══ Entries provided ══
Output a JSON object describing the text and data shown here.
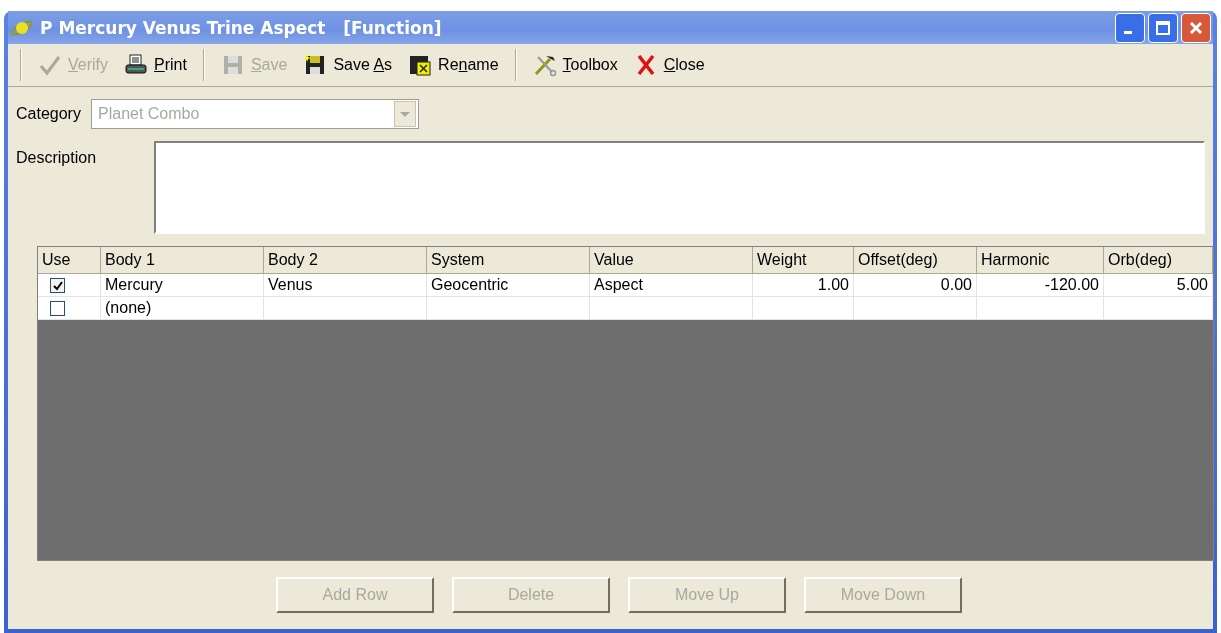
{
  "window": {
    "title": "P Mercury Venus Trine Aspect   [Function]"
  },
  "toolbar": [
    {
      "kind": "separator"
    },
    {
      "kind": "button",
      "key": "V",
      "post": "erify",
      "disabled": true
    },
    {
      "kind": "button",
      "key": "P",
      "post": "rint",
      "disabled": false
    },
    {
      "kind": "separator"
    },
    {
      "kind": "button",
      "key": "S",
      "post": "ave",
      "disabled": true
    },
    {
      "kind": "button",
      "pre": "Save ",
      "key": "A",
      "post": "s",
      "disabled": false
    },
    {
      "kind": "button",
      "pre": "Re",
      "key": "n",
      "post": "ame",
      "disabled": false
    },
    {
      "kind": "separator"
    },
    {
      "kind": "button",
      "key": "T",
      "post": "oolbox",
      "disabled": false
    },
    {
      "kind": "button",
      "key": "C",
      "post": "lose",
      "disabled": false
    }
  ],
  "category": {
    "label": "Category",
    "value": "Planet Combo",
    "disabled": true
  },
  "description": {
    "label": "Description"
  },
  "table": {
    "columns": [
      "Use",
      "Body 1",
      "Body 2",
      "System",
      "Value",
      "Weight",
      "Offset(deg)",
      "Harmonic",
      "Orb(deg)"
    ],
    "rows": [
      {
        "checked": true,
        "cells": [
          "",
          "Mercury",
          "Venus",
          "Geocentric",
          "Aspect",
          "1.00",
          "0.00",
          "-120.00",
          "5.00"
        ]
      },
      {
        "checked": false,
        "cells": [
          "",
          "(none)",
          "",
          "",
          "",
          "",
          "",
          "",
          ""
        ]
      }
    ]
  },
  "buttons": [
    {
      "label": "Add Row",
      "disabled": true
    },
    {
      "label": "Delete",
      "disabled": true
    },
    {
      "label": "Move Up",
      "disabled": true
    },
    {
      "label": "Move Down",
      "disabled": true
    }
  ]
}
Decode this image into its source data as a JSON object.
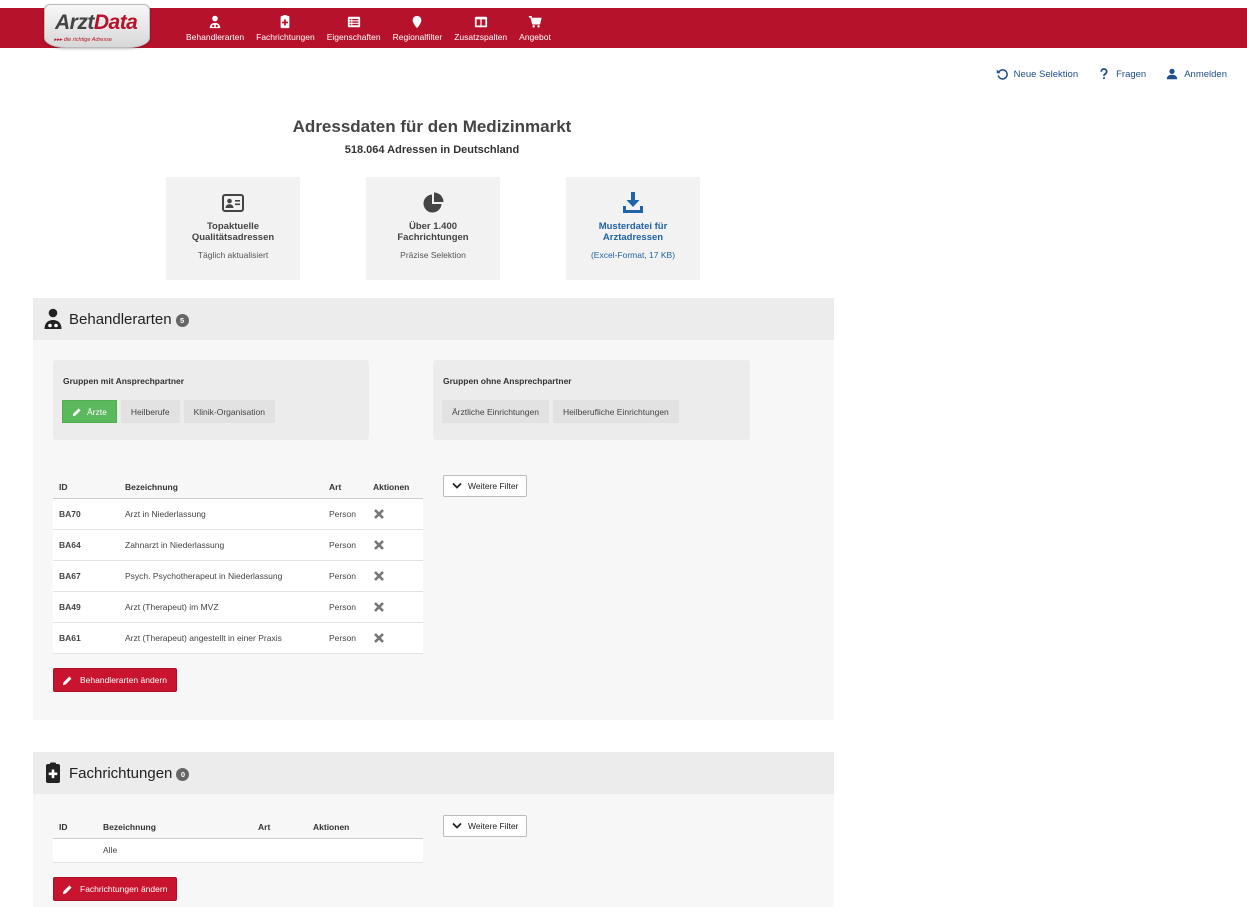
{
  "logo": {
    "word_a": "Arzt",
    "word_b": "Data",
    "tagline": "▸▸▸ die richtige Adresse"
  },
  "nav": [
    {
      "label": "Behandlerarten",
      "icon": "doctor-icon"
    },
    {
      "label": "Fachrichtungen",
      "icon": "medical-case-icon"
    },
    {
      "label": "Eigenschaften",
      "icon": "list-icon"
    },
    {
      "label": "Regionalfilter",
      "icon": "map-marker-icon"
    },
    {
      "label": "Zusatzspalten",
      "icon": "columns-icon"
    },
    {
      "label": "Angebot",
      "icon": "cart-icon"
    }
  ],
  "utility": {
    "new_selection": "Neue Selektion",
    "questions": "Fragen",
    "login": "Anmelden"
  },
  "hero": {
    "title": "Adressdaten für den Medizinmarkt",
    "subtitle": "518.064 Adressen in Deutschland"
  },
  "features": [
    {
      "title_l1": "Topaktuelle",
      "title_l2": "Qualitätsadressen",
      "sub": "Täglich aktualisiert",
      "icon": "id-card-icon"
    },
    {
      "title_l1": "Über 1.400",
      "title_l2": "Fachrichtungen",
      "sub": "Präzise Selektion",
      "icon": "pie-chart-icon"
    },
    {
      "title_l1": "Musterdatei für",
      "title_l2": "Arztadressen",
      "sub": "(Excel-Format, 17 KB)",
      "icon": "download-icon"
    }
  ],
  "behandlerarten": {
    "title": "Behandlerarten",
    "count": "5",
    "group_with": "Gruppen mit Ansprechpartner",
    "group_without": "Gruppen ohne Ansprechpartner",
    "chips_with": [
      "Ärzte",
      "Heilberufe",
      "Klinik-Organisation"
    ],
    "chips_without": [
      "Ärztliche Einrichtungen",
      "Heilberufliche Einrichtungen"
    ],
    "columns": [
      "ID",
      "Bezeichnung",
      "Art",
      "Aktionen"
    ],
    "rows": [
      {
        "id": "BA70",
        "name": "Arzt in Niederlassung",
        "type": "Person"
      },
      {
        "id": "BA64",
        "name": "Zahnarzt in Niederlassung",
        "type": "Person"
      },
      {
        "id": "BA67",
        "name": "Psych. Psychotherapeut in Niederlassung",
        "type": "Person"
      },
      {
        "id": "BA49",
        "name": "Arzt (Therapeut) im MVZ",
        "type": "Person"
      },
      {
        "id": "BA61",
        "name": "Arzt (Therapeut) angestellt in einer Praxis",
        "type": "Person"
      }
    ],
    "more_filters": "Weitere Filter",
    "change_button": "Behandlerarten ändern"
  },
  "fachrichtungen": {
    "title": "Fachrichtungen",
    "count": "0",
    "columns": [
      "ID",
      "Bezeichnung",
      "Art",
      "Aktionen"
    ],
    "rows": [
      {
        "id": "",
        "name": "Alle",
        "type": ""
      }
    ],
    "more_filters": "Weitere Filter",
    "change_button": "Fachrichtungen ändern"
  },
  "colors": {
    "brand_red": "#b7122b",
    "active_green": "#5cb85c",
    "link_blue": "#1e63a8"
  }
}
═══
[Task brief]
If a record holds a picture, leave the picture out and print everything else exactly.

[Response box]
Output a JSON object describing the text and data shown here.
{
  "window": {
    "title": "P Mercury Venus Trine Aspect   [Function]"
  },
  "toolbar": [
    {
      "kind": "separator"
    },
    {
      "kind": "button",
      "key": "V",
      "post": "erify",
      "disabled": true
    },
    {
      "kind": "button",
      "key": "P",
      "post": "rint",
      "disabled": false
    },
    {
      "kind": "separator"
    },
    {
      "kind": "button",
      "key": "S",
      "post": "ave",
      "disabled": true
    },
    {
      "kind": "button",
      "pre": "Save ",
      "key": "A",
      "post": "s",
      "disabled": false
    },
    {
      "kind": "button",
      "pre": "Re",
      "key": "n",
      "post": "ame",
      "disabled": false
    },
    {
      "kind": "separator"
    },
    {
      "kind": "button",
      "key": "T",
      "post": "oolbox",
      "disabled": false
    },
    {
      "kind": "button",
      "key": "C",
      "post": "lose",
      "disabled": false
    }
  ],
  "category": {
    "label": "Category",
    "value": "Planet Combo",
    "disabled": true
  },
  "description": {
    "label": "Description"
  },
  "table": {
    "columns": [
      "Use",
      "Body 1",
      "Body 2",
      "System",
      "Value",
      "Weight",
      "Offset(deg)",
      "Harmonic",
      "Orb(deg)"
    ],
    "rows": [
      {
        "checked": true,
        "cells": [
          "",
          "Mercury",
          "Venus",
          "Geocentric",
          "Aspect",
          "1.00",
          "0.00",
          "-120.00",
          "5.00"
        ]
      },
      {
        "checked": false,
        "cells": [
          "",
          "(none)",
          "",
          "",
          "",
          "",
          "",
          "",
          ""
        ]
      }
    ]
  },
  "buttons": [
    {
      "label": "Add Row",
      "disabled": true
    },
    {
      "label": "Delete",
      "disabled": true
    },
    {
      "label": "Move Up",
      "disabled": true
    },
    {
      "label": "Move Down",
      "disabled": true
    }
  ]
}
Decode this image into its source data as a JSON object.
{
  "logo": {
    "word_a": "Arzt",
    "word_b": "Data",
    "tagline": "▸▸▸ die richtige Adresse"
  },
  "nav": [
    {
      "label": "Behandlerarten",
      "icon": "doctor-icon"
    },
    {
      "label": "Fachrichtungen",
      "icon": "medical-case-icon"
    },
    {
      "label": "Eigenschaften",
      "icon": "list-icon"
    },
    {
      "label": "Regionalfilter",
      "icon": "map-marker-icon"
    },
    {
      "label": "Zusatzspalten",
      "icon": "columns-icon"
    },
    {
      "label": "Angebot",
      "icon": "cart-icon"
    }
  ],
  "utility": {
    "new_selection": "Neue Selektion",
    "questions": "Fragen",
    "login": "Anmelden"
  },
  "hero": {
    "title": "Adressdaten für den Medizinmarkt",
    "subtitle": "518.064 Adressen in Deutschland"
  },
  "features": [
    {
      "title_l1": "Topaktuelle",
      "title_l2": "Qualitätsadressen",
      "sub": "Täglich aktualisiert",
      "icon": "id-card-icon"
    },
    {
      "title_l1": "Über 1.400",
      "title_l2": "Fachrichtungen",
      "sub": "Präzise Selektion",
      "icon": "pie-chart-icon"
    },
    {
      "title_l1": "Musterdatei für",
      "title_l2": "Arztadressen",
      "sub": "(Excel-Format, 17 KB)",
      "icon": "download-icon"
    }
  ],
  "behandlerarten": {
    "title": "Behandlerarten",
    "count": "5",
    "group_with": "Gruppen mit Ansprechpartner",
    "group_without": "Gruppen ohne Ansprechpartner",
    "chips_with": [
      "Ärzte",
      "Heilberufe",
      "Klinik-Organisation"
    ],
    "chips_without": [
      "Ärztliche Einrichtungen",
      "Heilberufliche Einrichtungen"
    ],
    "columns": [
      "ID",
      "Bezeichnung",
      "Art",
      "Aktionen"
    ],
    "rows": [
      {
        "id": "BA70",
        "name": "Arzt in Niederlassung",
        "type": "Person"
      },
      {
        "id": "BA64",
        "name": "Zahnarzt in Niederlassung",
        "type": "Person"
      },
      {
        "id": "BA67",
        "name": "Psych. Psychotherapeut in Niederlassung",
        "type": "Person"
      },
      {
        "id": "BA49",
        "name": "Arzt (Therapeut) im MVZ",
        "type": "Person"
      },
      {
        "id": "BA61",
        "name": "Arzt (Therapeut) angestellt in einer Praxis",
        "type": "Person"
      }
    ],
    "more_filters": "Weitere Filter",
    "change_button": "Behandlerarten ändern"
  },
  "fachrichtungen": {
    "title": "Fachrichtungen",
    "count": "0",
    "columns": [
      "ID",
      "Bezeichnung",
      "Art",
      "Aktionen"
    ],
    "rows": [
      {
        "id": "",
        "name": "Alle",
        "type": ""
      }
    ],
    "more_filters": "Weitere Filter",
    "change_button": "Fachrichtungen ändern"
  },
  "colors": {
    "brand_red": "#b7122b",
    "active_green": "#5cb85c",
    "link_blue": "#1e63a8"
  }
}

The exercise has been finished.